▶ **YOUR TASK**: Which lines of the entries contain the word "JSON"? Please list them.

(Items listed in a dataset)

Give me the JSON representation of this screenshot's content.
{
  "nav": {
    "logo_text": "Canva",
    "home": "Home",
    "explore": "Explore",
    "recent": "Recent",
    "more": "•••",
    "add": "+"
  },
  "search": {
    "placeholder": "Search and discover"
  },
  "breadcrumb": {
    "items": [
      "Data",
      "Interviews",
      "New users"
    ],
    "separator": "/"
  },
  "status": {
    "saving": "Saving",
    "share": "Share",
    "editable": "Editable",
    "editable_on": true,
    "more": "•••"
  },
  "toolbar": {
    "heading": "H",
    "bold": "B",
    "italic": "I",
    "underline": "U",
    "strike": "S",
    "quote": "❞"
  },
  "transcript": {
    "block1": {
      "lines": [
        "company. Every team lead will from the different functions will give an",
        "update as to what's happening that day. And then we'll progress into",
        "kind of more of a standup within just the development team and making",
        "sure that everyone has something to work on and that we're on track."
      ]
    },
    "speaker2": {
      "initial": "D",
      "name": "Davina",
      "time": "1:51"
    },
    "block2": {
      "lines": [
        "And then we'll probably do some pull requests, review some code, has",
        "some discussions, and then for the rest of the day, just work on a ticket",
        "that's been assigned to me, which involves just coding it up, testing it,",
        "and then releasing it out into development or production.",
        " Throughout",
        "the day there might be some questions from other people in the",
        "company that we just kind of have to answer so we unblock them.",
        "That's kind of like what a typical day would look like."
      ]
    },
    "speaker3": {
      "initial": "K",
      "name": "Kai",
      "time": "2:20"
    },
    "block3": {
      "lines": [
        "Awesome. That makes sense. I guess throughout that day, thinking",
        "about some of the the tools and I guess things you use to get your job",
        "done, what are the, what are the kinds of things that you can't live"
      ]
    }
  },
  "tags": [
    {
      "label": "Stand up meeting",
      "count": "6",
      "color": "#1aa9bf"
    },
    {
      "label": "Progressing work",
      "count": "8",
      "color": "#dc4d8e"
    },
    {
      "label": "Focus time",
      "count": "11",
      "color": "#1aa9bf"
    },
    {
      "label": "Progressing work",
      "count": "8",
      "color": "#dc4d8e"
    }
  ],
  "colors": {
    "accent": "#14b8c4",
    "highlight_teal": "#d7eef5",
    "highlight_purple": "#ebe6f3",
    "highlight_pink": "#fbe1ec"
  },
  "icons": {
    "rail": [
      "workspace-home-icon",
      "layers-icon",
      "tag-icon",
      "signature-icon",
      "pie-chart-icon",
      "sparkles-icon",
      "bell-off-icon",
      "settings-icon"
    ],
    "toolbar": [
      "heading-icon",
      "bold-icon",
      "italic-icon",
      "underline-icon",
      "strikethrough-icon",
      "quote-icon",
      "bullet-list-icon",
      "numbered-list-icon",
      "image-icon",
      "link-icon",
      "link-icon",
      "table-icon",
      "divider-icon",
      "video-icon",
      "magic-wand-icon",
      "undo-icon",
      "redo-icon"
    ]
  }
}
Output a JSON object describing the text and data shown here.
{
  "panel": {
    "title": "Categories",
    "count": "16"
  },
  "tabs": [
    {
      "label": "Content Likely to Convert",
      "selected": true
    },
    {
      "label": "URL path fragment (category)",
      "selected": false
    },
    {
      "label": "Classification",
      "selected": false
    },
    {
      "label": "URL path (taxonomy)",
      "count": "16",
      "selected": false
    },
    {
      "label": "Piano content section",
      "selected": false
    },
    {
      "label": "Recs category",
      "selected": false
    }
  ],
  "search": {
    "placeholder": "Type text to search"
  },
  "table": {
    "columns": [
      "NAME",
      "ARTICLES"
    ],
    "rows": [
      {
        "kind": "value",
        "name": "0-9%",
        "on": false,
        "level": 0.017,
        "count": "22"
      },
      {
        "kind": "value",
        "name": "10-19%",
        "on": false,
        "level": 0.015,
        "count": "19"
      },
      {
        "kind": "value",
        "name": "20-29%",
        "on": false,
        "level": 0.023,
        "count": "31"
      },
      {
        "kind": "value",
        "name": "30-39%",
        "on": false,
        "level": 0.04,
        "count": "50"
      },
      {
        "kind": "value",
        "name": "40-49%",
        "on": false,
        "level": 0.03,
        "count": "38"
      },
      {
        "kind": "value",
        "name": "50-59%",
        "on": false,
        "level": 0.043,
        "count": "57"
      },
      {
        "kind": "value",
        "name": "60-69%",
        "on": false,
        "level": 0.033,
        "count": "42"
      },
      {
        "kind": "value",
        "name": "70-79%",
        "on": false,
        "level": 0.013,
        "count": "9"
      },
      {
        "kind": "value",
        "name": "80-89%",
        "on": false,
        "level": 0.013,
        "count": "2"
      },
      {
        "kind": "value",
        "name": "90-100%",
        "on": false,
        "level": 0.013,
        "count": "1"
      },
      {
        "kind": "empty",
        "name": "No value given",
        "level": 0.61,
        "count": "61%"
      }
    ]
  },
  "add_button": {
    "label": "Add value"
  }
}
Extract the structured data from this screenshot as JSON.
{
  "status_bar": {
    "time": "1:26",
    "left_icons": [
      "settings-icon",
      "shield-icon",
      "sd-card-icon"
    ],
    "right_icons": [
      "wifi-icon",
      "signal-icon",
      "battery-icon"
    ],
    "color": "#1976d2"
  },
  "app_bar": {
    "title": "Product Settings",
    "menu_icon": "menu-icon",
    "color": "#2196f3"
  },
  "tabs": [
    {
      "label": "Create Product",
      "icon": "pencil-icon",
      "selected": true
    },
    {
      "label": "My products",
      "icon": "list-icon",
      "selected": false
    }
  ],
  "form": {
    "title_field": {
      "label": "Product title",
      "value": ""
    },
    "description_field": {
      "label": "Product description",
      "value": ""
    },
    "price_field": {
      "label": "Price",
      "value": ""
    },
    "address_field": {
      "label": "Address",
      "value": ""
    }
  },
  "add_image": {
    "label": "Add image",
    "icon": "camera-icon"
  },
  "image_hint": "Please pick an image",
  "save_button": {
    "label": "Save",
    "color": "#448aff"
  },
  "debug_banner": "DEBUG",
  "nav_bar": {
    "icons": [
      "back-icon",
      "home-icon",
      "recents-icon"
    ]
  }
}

▶ **ANSWER SPACE**:
Give me the JSON representation of this screenshot's content.
Output a JSON object describing the text and data shown here.
Extract the structured data from this screenshot as JSON.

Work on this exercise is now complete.